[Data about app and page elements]
+--
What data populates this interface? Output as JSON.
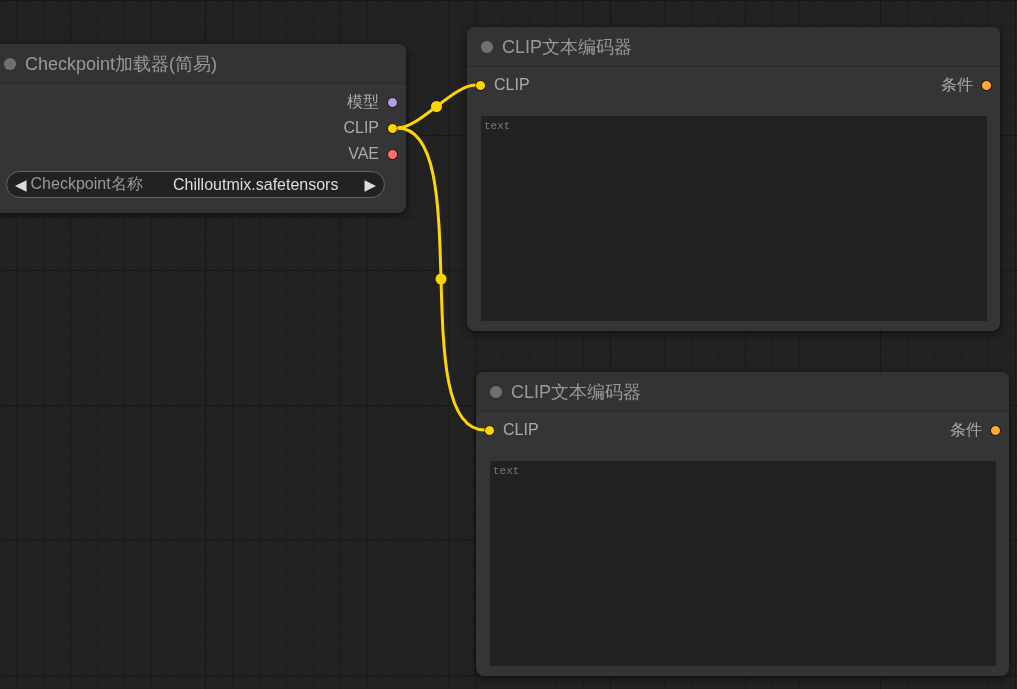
{
  "nodes": [
    {
      "title": "Checkpoint加载器(简易)",
      "outputs": [
        {
          "label": "模型",
          "color": "#b39ddb"
        },
        {
          "label": "CLIP",
          "color": "#ffd500"
        },
        {
          "label": "VAE",
          "color": "#ff6e6e"
        }
      ],
      "widgets": [
        {
          "kind": "combo",
          "label": "Checkpoint名称",
          "value": "Chilloutmix.safetensors",
          "left_arrow": "◀",
          "right_arrow": "▶"
        }
      ]
    },
    {
      "title": "CLIP文本编码器",
      "inputs": [
        {
          "label": "CLIP",
          "color": "#ffd500"
        }
      ],
      "outputs": [
        {
          "label": "条件",
          "color": "#ffa931"
        }
      ],
      "widgets": [
        {
          "kind": "textarea",
          "placeholder": "text"
        }
      ]
    },
    {
      "title": "CLIP文本编码器",
      "inputs": [
        {
          "label": "CLIP",
          "color": "#ffd500"
        }
      ],
      "outputs": [
        {
          "label": "条件",
          "color": "#ffa931"
        }
      ],
      "widgets": [
        {
          "kind": "textarea",
          "placeholder": "text"
        }
      ]
    }
  ]
}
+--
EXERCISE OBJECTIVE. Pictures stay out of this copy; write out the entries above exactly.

EXERCISE OUTPUT.
What data populates this interface? Output as JSON.
{
  "nodes": [
    {
      "title": "Checkpoint加载器(简易)",
      "outputs": [
        {
          "label": "模型",
          "color": "#b39ddb"
        },
        {
          "label": "CLIP",
          "color": "#ffd500"
        },
        {
          "label": "VAE",
          "color": "#ff6e6e"
        }
      ],
      "widgets": [
        {
          "kind": "combo",
          "label": "Checkpoint名称",
          "value": "Chilloutmix.safetensors",
          "left_arrow": "◀",
          "right_arrow": "▶"
        }
      ]
    },
    {
      "title": "CLIP文本编码器",
      "inputs": [
        {
          "label": "CLIP",
          "color": "#ffd500"
        }
      ],
      "outputs": [
        {
          "label": "条件",
          "color": "#ffa931"
        }
      ],
      "widgets": [
        {
          "kind": "textarea",
          "placeholder": "text"
        }
      ]
    },
    {
      "title": "CLIP文本编码器",
      "inputs": [
        {
          "label": "CLIP",
          "color": "#ffd500"
        }
      ],
      "outputs": [
        {
          "label": "条件",
          "color": "#ffa931"
        }
      ],
      "widgets": [
        {
          "kind": "textarea",
          "placeholder": "text"
        }
      ]
    }
  ]
}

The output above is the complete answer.